Five ways to bring in more income without doing a labor-intensive event

Everyone loves a party.

Trouble is, the booze-food-band-and-photo-booth fetes can be labor intensive, time consuming, and a drain on fundraising budgets. Modern technology provides so many ways to improve our lives from smart watches to self-driving cars -- why not use it to boost fundraising without the need for all the manpower of a traditional event?



Here are five ways to bring in money without a high cost party:

1. Online auctions

An online auction is open to the world. Literally. Online auction hosts have hundreds of thousands of subscribers looking for every item and experience under the sun. All you have to do is put something on the block. Charity Buzz, the premier online charity auction marketplace, has the motto “Raise More. Do Less." They have helped non-profits raise more than $135 million, and the average organization raises $50,000 plus each year.

2. Peer-to-peer fundraising

Peer-to-peer fundraising can be really effective if you have the right group of people. Instead of staff seeking donations, supporters champion the cause and create their own fundraising pages. You task your board with creating their campaign page(s), setting a fundraising goal, and picking a particular cause for which to raise money within the organization.  If ten people raise $1,000 each, you bring in $10,000 without devoting much staff time to the fundraiser. It’s an easy way to add a healthy boost to your bottom line each year.  

3. Universal online campaigns

Take advantage of yearly giving campaigns like Giving Tuesday. You just need good advance planning and strong social media outreach. If you plan your campaign three- six months out and get a team in place, an online campaign can be an easy and effective way to bring in money. Giving Tuesday brought in $45.7 million in 2014. There are several other yearly giving campaigns you can tap into.

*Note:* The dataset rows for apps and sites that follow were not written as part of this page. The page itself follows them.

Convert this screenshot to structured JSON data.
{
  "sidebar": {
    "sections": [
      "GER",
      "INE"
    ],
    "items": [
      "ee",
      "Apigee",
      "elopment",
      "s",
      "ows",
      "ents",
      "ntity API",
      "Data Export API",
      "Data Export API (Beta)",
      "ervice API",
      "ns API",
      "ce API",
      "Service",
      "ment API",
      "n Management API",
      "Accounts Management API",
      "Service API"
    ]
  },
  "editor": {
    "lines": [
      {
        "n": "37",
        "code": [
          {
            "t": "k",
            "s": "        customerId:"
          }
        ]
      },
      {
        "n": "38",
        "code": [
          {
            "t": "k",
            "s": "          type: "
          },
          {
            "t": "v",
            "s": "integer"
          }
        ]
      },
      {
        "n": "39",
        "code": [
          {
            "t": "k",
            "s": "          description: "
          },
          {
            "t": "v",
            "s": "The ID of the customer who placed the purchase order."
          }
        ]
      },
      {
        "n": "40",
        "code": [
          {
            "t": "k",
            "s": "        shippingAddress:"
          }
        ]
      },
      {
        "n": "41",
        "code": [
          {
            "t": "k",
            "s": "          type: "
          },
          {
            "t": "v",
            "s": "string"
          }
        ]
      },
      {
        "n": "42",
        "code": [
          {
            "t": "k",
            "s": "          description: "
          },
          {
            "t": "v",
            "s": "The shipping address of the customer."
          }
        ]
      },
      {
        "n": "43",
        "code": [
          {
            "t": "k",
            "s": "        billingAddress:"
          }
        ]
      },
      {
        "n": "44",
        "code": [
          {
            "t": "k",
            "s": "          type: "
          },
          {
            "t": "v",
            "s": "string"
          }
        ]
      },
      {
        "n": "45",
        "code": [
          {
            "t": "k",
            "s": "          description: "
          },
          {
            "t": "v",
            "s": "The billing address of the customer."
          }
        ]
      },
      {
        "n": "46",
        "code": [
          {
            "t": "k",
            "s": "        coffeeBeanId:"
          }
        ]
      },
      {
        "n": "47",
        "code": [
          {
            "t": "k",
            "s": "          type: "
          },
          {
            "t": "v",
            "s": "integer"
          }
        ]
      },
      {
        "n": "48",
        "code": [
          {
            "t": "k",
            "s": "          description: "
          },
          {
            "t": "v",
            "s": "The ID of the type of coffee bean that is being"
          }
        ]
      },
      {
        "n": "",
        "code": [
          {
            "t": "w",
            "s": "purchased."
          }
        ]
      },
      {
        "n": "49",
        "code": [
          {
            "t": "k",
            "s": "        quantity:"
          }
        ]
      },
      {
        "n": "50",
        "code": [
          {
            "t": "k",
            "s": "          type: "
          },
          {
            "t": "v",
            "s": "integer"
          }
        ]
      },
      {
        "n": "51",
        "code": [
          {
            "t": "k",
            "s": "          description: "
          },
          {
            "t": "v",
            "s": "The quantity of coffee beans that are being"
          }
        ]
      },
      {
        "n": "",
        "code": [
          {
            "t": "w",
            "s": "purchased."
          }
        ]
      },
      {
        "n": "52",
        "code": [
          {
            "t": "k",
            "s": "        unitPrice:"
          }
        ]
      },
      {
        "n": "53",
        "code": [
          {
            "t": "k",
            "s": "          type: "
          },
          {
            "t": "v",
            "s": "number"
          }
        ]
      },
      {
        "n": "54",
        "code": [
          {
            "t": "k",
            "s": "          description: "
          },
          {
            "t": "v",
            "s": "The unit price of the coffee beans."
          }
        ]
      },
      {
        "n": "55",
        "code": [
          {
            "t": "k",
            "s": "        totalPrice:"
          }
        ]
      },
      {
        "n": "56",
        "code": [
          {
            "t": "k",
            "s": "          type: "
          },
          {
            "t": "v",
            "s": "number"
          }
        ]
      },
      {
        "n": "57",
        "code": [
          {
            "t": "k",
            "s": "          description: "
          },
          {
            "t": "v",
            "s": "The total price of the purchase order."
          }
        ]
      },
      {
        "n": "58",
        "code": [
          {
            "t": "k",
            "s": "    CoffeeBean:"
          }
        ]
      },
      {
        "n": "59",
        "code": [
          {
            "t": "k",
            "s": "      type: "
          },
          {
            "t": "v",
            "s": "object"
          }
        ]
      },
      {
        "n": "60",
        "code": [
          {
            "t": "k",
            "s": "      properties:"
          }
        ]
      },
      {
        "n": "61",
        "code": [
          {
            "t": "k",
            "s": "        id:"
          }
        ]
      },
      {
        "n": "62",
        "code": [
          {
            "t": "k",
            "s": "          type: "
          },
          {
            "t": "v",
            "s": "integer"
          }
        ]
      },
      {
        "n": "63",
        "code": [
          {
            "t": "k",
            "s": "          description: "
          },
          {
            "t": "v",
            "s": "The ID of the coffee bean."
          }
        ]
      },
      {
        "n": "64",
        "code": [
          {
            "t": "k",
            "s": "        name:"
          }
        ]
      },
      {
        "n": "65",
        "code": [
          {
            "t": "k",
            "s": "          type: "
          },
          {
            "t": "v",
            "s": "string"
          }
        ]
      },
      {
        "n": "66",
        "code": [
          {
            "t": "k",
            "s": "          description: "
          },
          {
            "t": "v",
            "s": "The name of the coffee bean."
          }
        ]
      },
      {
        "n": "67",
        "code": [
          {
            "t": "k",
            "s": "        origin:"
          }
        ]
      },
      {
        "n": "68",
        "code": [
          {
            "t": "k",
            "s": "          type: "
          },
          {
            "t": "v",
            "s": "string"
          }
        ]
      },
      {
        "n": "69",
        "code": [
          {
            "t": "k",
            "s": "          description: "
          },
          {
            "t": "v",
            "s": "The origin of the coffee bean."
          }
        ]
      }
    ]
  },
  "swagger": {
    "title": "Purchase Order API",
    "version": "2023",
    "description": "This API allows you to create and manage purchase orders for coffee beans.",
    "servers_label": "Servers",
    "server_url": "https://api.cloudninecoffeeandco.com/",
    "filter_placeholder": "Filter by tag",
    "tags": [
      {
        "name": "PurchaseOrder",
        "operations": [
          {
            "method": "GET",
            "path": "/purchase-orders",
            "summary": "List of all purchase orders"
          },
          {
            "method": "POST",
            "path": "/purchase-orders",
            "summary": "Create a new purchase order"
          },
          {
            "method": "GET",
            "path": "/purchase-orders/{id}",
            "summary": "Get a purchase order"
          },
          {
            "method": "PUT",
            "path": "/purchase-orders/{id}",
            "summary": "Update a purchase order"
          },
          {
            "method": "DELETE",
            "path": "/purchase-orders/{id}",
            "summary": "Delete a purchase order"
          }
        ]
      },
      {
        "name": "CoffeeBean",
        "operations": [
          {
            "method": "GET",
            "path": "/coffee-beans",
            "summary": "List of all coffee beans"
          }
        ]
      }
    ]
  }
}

4. Matching gifts

Never leave money on the table. Always make sure donors are aware if they have a matching gift campaigns at their places of employment. Ask major donors to match the overall fundraising goal; this way they get twice the bang for their buck. 

5. Ask to the be the cause of choice

Partner with an event already taking place. Search the web to find a fun festival (Eventbrite is a great source!) and call the coordinator. Ask if they would be willing to donate a portion of the proceeds to your cause.  If you can provide volunteer support for the event, that gives you some equity to offer in exchange for the donation and incentive for the organizer to say yes.

Saranah Holmes has a decade of experience in fundraising. She offers consulting services to nonprofits and small businesses/volunteer groups looking to creatively fundraise. Contact her at for details and pricing.